* _Work task_
Every record below is to be restated word for word.

[Data about app and page elements]
-.-.-
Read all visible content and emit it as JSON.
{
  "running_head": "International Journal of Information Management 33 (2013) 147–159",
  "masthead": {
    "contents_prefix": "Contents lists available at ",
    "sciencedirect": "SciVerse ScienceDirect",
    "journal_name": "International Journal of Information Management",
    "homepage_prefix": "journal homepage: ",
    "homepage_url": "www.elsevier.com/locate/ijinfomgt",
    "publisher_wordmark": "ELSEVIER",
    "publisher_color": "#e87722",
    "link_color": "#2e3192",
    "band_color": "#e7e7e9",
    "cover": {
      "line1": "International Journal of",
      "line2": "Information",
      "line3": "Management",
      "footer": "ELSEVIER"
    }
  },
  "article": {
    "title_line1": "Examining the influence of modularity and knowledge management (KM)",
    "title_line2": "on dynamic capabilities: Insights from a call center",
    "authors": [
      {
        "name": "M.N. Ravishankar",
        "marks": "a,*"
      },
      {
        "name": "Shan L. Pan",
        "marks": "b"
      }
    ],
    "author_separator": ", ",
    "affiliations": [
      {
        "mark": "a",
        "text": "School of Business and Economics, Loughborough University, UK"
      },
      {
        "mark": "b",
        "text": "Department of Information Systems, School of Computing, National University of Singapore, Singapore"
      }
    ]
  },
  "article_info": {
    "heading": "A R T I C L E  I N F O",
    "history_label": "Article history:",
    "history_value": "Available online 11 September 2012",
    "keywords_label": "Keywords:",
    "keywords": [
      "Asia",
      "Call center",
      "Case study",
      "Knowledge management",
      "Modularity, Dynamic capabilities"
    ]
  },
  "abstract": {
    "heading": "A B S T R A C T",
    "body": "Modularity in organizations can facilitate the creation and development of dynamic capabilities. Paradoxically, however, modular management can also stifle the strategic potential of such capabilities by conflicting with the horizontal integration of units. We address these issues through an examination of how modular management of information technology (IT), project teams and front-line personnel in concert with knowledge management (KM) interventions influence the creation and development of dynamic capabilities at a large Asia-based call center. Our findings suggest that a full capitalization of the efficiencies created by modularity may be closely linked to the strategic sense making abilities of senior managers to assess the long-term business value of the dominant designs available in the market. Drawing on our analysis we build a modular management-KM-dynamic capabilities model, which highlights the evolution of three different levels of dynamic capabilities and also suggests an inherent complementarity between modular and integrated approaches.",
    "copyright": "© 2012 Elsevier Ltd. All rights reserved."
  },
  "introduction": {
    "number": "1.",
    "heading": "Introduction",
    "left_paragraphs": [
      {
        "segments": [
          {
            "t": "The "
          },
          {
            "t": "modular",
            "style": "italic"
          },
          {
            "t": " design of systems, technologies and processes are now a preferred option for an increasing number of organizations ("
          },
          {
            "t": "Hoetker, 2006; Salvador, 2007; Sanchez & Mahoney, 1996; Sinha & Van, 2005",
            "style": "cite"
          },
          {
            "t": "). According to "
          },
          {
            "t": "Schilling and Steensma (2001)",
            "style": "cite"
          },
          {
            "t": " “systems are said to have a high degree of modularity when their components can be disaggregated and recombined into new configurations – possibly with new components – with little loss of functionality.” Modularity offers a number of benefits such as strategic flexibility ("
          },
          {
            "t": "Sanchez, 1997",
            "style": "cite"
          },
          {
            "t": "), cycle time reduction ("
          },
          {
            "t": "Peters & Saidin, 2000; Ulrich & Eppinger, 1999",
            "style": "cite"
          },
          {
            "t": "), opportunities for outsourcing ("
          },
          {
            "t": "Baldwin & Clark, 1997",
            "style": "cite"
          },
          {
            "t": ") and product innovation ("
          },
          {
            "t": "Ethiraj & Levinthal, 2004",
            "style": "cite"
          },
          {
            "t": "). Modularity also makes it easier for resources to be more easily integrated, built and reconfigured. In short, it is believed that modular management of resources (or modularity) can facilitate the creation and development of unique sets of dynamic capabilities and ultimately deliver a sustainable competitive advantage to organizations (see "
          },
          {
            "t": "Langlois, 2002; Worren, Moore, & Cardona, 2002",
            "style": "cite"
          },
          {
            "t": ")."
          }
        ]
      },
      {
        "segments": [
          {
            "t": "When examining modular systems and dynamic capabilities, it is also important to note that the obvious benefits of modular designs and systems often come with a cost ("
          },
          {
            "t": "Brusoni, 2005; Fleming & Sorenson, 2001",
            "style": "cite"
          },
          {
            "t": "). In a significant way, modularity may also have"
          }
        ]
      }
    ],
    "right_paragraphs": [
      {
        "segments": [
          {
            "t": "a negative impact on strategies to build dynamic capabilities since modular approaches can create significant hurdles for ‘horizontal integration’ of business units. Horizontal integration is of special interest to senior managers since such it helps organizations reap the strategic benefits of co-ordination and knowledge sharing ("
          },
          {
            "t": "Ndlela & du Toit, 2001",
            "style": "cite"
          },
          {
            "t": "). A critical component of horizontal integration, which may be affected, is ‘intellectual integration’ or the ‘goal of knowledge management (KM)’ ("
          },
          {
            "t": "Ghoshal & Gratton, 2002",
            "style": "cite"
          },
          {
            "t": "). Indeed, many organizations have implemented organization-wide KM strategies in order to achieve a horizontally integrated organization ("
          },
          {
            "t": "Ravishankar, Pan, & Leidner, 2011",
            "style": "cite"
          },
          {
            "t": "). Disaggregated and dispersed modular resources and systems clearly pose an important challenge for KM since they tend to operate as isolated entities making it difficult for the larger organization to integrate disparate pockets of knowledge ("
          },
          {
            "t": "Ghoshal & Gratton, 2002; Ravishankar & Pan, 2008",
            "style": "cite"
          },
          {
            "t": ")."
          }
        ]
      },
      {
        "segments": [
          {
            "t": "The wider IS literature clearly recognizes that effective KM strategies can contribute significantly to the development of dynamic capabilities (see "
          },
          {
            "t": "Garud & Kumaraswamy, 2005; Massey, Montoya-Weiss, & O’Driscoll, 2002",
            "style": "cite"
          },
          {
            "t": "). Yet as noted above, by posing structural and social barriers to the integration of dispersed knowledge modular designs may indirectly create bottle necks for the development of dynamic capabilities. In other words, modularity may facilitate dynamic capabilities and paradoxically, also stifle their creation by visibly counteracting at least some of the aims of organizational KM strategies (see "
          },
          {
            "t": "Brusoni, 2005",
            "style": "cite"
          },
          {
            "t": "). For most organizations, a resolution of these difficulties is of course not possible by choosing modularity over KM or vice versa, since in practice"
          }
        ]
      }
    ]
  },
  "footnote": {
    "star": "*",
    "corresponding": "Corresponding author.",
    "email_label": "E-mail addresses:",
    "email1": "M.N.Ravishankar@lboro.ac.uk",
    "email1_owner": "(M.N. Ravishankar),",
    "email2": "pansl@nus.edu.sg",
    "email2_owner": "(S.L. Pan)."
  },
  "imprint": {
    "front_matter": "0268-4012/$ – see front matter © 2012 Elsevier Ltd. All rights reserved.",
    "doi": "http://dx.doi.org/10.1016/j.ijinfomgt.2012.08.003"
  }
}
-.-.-
* _Written answer_
Read all visible content and emit it as JSON.
{
  "running_head": "International Journal of Information Management 33 (2013) 147–159",
  "masthead": {
    "contents_prefix": "Contents lists available at ",
    "sciencedirect": "SciVerse ScienceDirect",
    "journal_name": "International Journal of Information Management",
    "homepage_prefix": "journal homepage: ",
    "homepage_url": "www.elsevier.com/locate/ijinfomgt",
    "publisher_wordmark": "ELSEVIER",
    "publisher_color": "#e87722",
    "link_color": "#2e3192",
    "band_color": "#e7e7e9",
    "cover": {
      "line1": "International Journal of",
      "line2": "Information",
      "line3": "Management",
      "footer": "ELSEVIER"
    }
  },
  "article": {
    "title_line1": "Examining the influence of modularity and knowledge management (KM)",
    "title_line2": "on dynamic capabilities: Insights from a call center",
    "authors": [
      {
        "name": "M.N. Ravishankar",
        "marks": "a,*"
      },
      {
        "name": "Shan L. Pan",
        "marks": "b"
      }
    ],
    "author_separator": ", ",
    "affiliations": [
      {
        "mark": "a",
        "text": "School of Business and Economics, Loughborough University, UK"
      },
      {
        "mark": "b",
        "text": "Department of Information Systems, School of Computing, National University of Singapore, Singapore"
      }
    ]
  },
  "article_info": {
    "heading": "A R T I C L E  I N F O",
    "history_label": "Article history:",
    "history_value": "Available online 11 September 2012",
    "keywords_label": "Keywords:",
    "keywords": [
      "Asia",
      "Call center",
      "Case study",
      "Knowledge management",
      "Modularity, Dynamic capabilities"
    ]
  },
  "abstract": {
    "heading": "A B S T R A C T",
    "body": "Modularity in organizations can facilitate the creation and development of dynamic capabilities. Paradoxically, however, modular management can also stifle the strategic potential of such capabilities by conflicting with the horizontal integration of units. We address these issues through an examination of how modular management of information technology (IT), project teams and front-line personnel in concert with knowledge management (KM) interventions influence the creation and development of dynamic capabilities at a large Asia-based call center. Our findings suggest that a full capitalization of the efficiencies created by modularity may be closely linked to the strategic sense making abilities of senior managers to assess the long-term business value of the dominant designs available in the market. Drawing on our analysis we build a modular management-KM-dynamic capabilities model, which highlights the evolution of three different levels of dynamic capabilities and also suggests an inherent complementarity between modular and integrated approaches.",
    "copyright": "© 2012 Elsevier Ltd. All rights reserved."
  },
  "introduction": {
    "number": "1.",
    "heading": "Introduction",
    "left_paragraphs": [
      {
        "segments": [
          {
            "t": "The "
          },
          {
            "t": "modular",
            "style": "italic"
          },
          {
            "t": " design of systems, technologies and processes are now a preferred option for an increasing number of organizations ("
          },
          {
            "t": "Hoetker, 2006; Salvador, 2007; Sanchez & Mahoney, 1996; Sinha & Van, 2005",
            "style": "cite"
          },
          {
            "t": "). According to "
          },
          {
            "t": "Schilling and Steensma (2001)",
            "style": "cite"
          },
          {
            "t": " “systems are said to have a high degree of modularity when their components can be disaggregated and recombined into new configurations – possibly with new components – with little loss of functionality.” Modularity offers a number of benefits such as strategic flexibility ("
          },
          {
            "t": "Sanchez, 1997",
            "style": "cite"
          },
          {
            "t": "), cycle time reduction ("
          },
          {
            "t": "Peters & Saidin, 2000; Ulrich & Eppinger, 1999",
            "style": "cite"
          },
          {
            "t": "), opportunities for outsourcing ("
          },
          {
            "t": "Baldwin & Clark, 1997",
            "style": "cite"
          },
          {
            "t": ") and product innovation ("
          },
          {
            "t": "Ethiraj & Levinthal, 2004",
            "style": "cite"
          },
          {
            "t": "). Modularity also makes it easier for resources to be more easily integrated, built and reconfigured. In short, it is believed that modular management of resources (or modularity) can facilitate the creation and development of unique sets of dynamic capabilities and ultimately deliver a sustainable competitive advantage to organizations (see "
          },
          {
            "t": "Langlois, 2002; Worren, Moore, & Cardona, 2002",
            "style": "cite"
          },
          {
            "t": ")."
          }
        ]
      },
      {
        "segments": [
          {
            "t": "When examining modular systems and dynamic capabilities, it is also important to note that the obvious benefits of modular designs and systems often come with a cost ("
          },
          {
            "t": "Brusoni, 2005; Fleming & Sorenson, 2001",
            "style": "cite"
          },
          {
            "t": "). In a significant way, modularity may also have"
          }
        ]
      }
    ],
    "right_paragraphs": [
      {
        "segments": [
          {
            "t": "a negative impact on strategies to build dynamic capabilities since modular approaches can create significant hurdles for ‘horizontal integration’ of business units. Horizontal integration is of special interest to senior managers since such it helps organizations reap the strategic benefits of co-ordination and knowledge sharing ("
          },
          {
            "t": "Ndlela & du Toit, 2001",
            "style": "cite"
          },
          {
            "t": "). A critical component of horizontal integration, which may be affected, is ‘intellectual integration’ or the ‘goal of knowledge management (KM)’ ("
          },
          {
            "t": "Ghoshal & Gratton, 2002",
            "style": "cite"
          },
          {
            "t": "). Indeed, many organizations have implemented organization-wide KM strategies in order to achieve a horizontally integrated organization ("
          },
          {
            "t": "Ravishankar, Pan, & Leidner, 2011",
            "style": "cite"
          },
          {
            "t": "). Disaggregated and dispersed modular resources and systems clearly pose an important challenge for KM since they tend to operate as isolated entities making it difficult for the larger organization to integrate disparate pockets of knowledge ("
          },
          {
            "t": "Ghoshal & Gratton, 2002; Ravishankar & Pan, 2008",
            "style": "cite"
          },
          {
            "t": ")."
          }
        ]
      },
      {
        "segments": [
          {
            "t": "The wider IS literature clearly recognizes that effective KM strategies can contribute significantly to the development of dynamic capabilities (see "
          },
          {
            "t": "Garud & Kumaraswamy, 2005; Massey, Montoya-Weiss, & O’Driscoll, 2002",
            "style": "cite"
          },
          {
            "t": "). Yet as noted above, by posing structural and social barriers to the integration of dispersed knowledge modular designs may indirectly create bottle necks for the development of dynamic capabilities. In other words, modularity may facilitate dynamic capabilities and paradoxically, also stifle their creation by visibly counteracting at least some of the aims of organizational KM strategies (see "
          },
          {
            "t": "Brusoni, 2005",
            "style": "cite"
          },
          {
            "t": "). For most organizations, a resolution of these difficulties is of course not possible by choosing modularity over KM or vice versa, since in practice"
          }
        ]
      }
    ]
  },
  "footnote": {
    "star": "*",
    "corresponding": "Corresponding author.",
    "email_label": "E-mail addresses:",
    "email1": "M.N.Ravishankar@lboro.ac.uk",
    "email1_owner": "(M.N. Ravishankar),",
    "email2": "pansl@nus.edu.sg",
    "email2_owner": "(S.L. Pan)."
  },
  "imprint": {
    "front_matter": "0268-4012/$ – see front matter © 2012 Elsevier Ltd. All rights reserved.",
    "doi": "http://dx.doi.org/10.1016/j.ijinfomgt.2012.08.003"
  }
}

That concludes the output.